Tips for Painting a Boat Trailer
The main reason for painting a boat trailer is to protect it against rust and corrosion, not to make it look good, although that wouldn’t hurt either. Ready to get started? Here are some tips for painting a boat trailer.
Choose Your Paint
Obviously the first thing you should do is choose the type of paint you want to use. To determine the best paint for your trailer, consider the following:
Durability/Longevity: A trailer needs paint that is hardwearing, can take a few knocks without scratching or chipping, and will not deteriorate over time when exposed to UV rays, rain, snow, etc.
Anti-Corrosion: Some paints contain resins that prevent rust and corrosion from spreading. Choose a paint with a corrosion inhibitor that's suitable for your trailer's type of metal.
Curing Time: Paints with longer curing times tend to be more durable, but the obvious downside is they require the trailer to be out of use longer while they cure. Most paints aren’t meant to be applied in extremely hot or cold conditions, which could also affect the paint’s curing time.
Pick Your Moment
You don’t want to paint your trailer in the middle of the boating season because it’ll be in constant use, but you also don’t want to wait until the weather is too cold or hot. The best time to paint a trailer is just before the boating season starts, or right after it ends.
Prepare for the Job
Preparation is key to a lasting paintjob, and if you take the time to do it right, you won't have to repaint the trailer as often.
- Put the trailer on blocks or jack stands to make working on it easier.
- Wear protective clothing, gloves and eyewear before sandblasting, grinding, sanding or painting.

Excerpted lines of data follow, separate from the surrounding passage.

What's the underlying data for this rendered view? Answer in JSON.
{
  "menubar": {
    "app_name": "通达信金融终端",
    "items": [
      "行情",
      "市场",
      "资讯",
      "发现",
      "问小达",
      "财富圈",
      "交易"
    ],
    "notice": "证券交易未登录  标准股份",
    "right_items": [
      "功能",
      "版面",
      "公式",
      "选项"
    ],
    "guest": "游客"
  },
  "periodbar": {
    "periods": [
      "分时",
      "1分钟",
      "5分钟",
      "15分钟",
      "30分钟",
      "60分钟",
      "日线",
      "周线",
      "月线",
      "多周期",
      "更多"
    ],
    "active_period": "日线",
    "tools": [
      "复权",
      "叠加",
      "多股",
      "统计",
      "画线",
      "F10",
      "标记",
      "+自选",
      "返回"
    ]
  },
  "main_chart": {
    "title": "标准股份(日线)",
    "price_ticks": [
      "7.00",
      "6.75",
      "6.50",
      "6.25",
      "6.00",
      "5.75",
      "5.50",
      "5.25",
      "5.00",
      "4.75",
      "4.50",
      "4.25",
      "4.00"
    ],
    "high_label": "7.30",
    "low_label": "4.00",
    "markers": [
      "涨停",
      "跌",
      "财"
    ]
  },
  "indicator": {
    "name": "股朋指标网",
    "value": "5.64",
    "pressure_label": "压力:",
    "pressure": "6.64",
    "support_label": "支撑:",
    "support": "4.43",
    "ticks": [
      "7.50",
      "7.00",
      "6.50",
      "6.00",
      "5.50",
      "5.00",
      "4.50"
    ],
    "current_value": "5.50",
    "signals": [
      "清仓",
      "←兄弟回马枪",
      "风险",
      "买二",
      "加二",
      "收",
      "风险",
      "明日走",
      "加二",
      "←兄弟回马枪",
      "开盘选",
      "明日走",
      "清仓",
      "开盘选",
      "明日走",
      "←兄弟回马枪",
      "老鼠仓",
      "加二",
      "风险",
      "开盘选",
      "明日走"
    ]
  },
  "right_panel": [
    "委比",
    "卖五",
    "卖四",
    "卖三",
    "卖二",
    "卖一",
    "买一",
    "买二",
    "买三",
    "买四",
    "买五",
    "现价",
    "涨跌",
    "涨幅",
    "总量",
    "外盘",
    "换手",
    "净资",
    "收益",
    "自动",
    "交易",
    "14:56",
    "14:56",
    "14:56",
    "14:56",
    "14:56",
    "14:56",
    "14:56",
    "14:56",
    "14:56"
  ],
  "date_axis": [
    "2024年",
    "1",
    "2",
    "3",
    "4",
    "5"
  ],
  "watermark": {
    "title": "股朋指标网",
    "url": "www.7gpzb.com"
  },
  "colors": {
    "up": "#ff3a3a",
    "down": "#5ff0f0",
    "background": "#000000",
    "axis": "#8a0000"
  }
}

- Remove every piece of hardware, including rollers, lights, trailer jack, wheels, etc., until only the trailer frame is left.
- Remove any rust, corrosion and peeling paint from the trailer frame. The best way is to sandblast the frame, or use a wire brush attachment with an angle grinder or drill, and go over every inch of the frame using a handheld wire brush or sandpaper for the hard-to-access areas.
- Wipe down the frame with solvent to remove dust and debris, then inspect the frame for any cracks or holes, particularly along the welds and repair them before painting.
Prime Before You Paint
The frame should be primed after it’s sanded, especially if it’s made of steel, which will rust immediately unless primed. Primer gives the paint the best surface to adhere to, and it’s this bond that determines how long the paintjob will last.
Skipping any of the previous steps may save you some time now, but it’ll cost you more time in the future as the paintjob won’t last. Once the trailer has been stripped of hardware, thoroughly sanded and primed, it’s ready to be painted. Applying the paint with a sprayer can be quicker, but a brush allows the paint to be applied much thicker, and make it more protective and hard-wearing once cured. For added durability, apply 2-3 coats of paint.
Reattach the Hardware
Wait for the paint to fully cure before reattaching the hardware. While the paint cures, replace any worn components such as the wiring harness, or upgrade items such as old incandescent lights with new LED lighting systems.
It’s also worth dismantling the wheel hubs, and checking the wheel bearings before they’re put back on the trailer. Failed wheel bearings can spell catastrophe when trailering a boat on the road, so inspect them, and re-grease or replace them if necessary. Not only does your trailer look like new again after painting it, but it’s nicely protected against the elements, and should last for years to come.